For nearly a decade, immigrant-friendly Arizona sent officials to classrooms across the state to monitor teachers' ability to speak "proper" English. A federal investigation of possible civil rights violations prompted the state to change its policy, which many felt was a form of discrimination.
Explaining that you can't make an omelet without breaking a few eggs, Mao Zedong said, "A revolution is not a dinner party."
But following the refusal Wednesday by death row prisoner Lawrence Russell Brewer to eat the elaborate "last meal" he had requested, Texas corrections officials have decided to end the practice of granting prisoners last meal requests.
Meaning Texas will no longer be breaking any eggs at the request of inmates scheduled for execution.
Following the ridiculous and outrageous detention and strip search a week ago of Shoshana Hebshi and two other dark-skinned travelers who were flying to Detroit, it's easy to imagine Osama bin Laden laughing heartily from his watery grave off the coast of Pakistan.
As a native New Yorker, with family and friends who live in the city, I have steered clear of 9/11 on this blog. I had 9/11 fatigue by around the 10th time I saw the television replays of the planes crashing into the World Trade Center from the safety of my hotel room in Shanghai that day. I couldn't watch any of the 9/11 movies or TV specials, and at this point I think there's not much more to be said.
Except that yesterday I thought about the victims of the 1993 World Trade Center bombing, and the 2004 attack on a school in Beslan, Russia. And the train bombings in Madrid in 2004. And the nightclub bombing in Bali in 2002. And the terrorist attacks in Mumbai in 2008. And the thousands of attacks that have killed tens of thousands of Iraqis over the past ten years.
Who mourns these deaths, except the friends and families of the victims? Who mourns the many, many thousands who have been wounded and maimed?
9/11 is not just a day for Americans. Nearly 400 people from other countries lost their lives on that day as well, including 66 Britons, 47 Dominicans, 41 Indians, 28 Koreans, 24 Japanese, 24 Canadians and many others, including from Switzerland, Ghana, Jamaica, China, Peru, New Zealand, Mexico, Ukraine, Uzbekistan, Portugal, Brazil, France and El Salvador.
And since that day, civilians have been killed by terrorists on every day of the year, year after year.
Thought for the day ...

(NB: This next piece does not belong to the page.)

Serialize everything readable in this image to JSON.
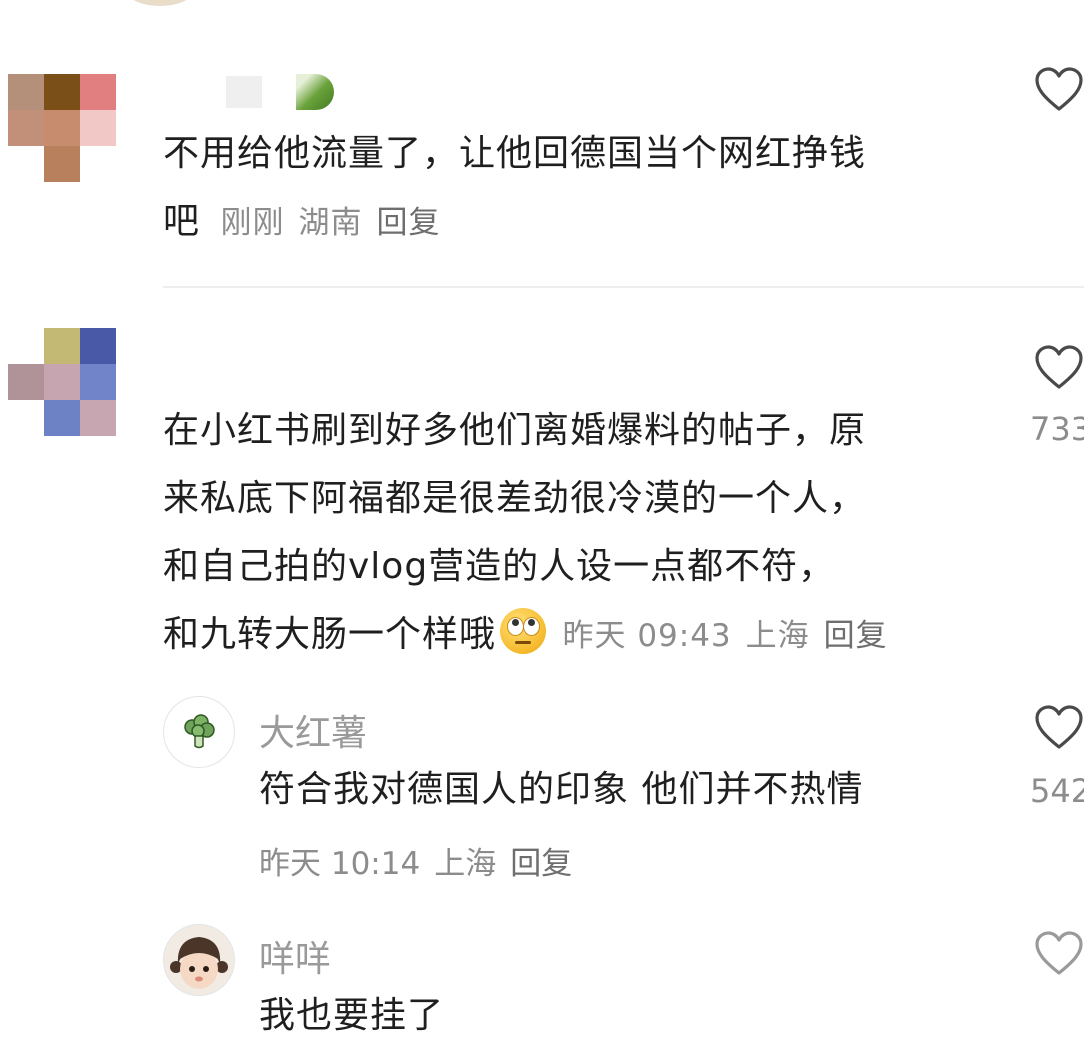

[A short note: The above image is made from a photograph taken by Michael Yon. I didn't have a chance to ask Michael for permission to use the mage before posting, but an email is in his inbox and I hope he'll give me his blessing. Michael's story of the photograph is here, and I'm very sorry to say that the little girl – Farah – in Major Mark Bieger's arms did not make it. One of the many thousands of victims of global terrorism.]
In the Republican presidential candidate debate the other night, Rick Perry was asked about the 234 death row inmates whose executions he'd approved during his tenure as Texas governor ... "more than any other governor in modern times".
Perry was unable to respond immediately due to the huge round of applause the crowd gave to the news that a frontrunner for President of the United States has been such a success at delivering what he termed "the ultimate justice".
Jon Stewart said it best and simplest in the above linked clip: "Holy fuckballs."
Monday Japanese Prime Minister Yoshihiko Noda named former prime ministers Yukio Hatoyama, Naoto Kan and Tsutomu Hata 'supreme advisers' to the ruling Democratic Party of Japan. Not an auspicious start to his prime ministership, really.
The federal government is demanding that New York City change its 250,900 iconic street signs from the all-caps style used for more than a century to ones that capitalize only the first letters. At $110 per sign, it will cost the state $27.6 million, according to city officials.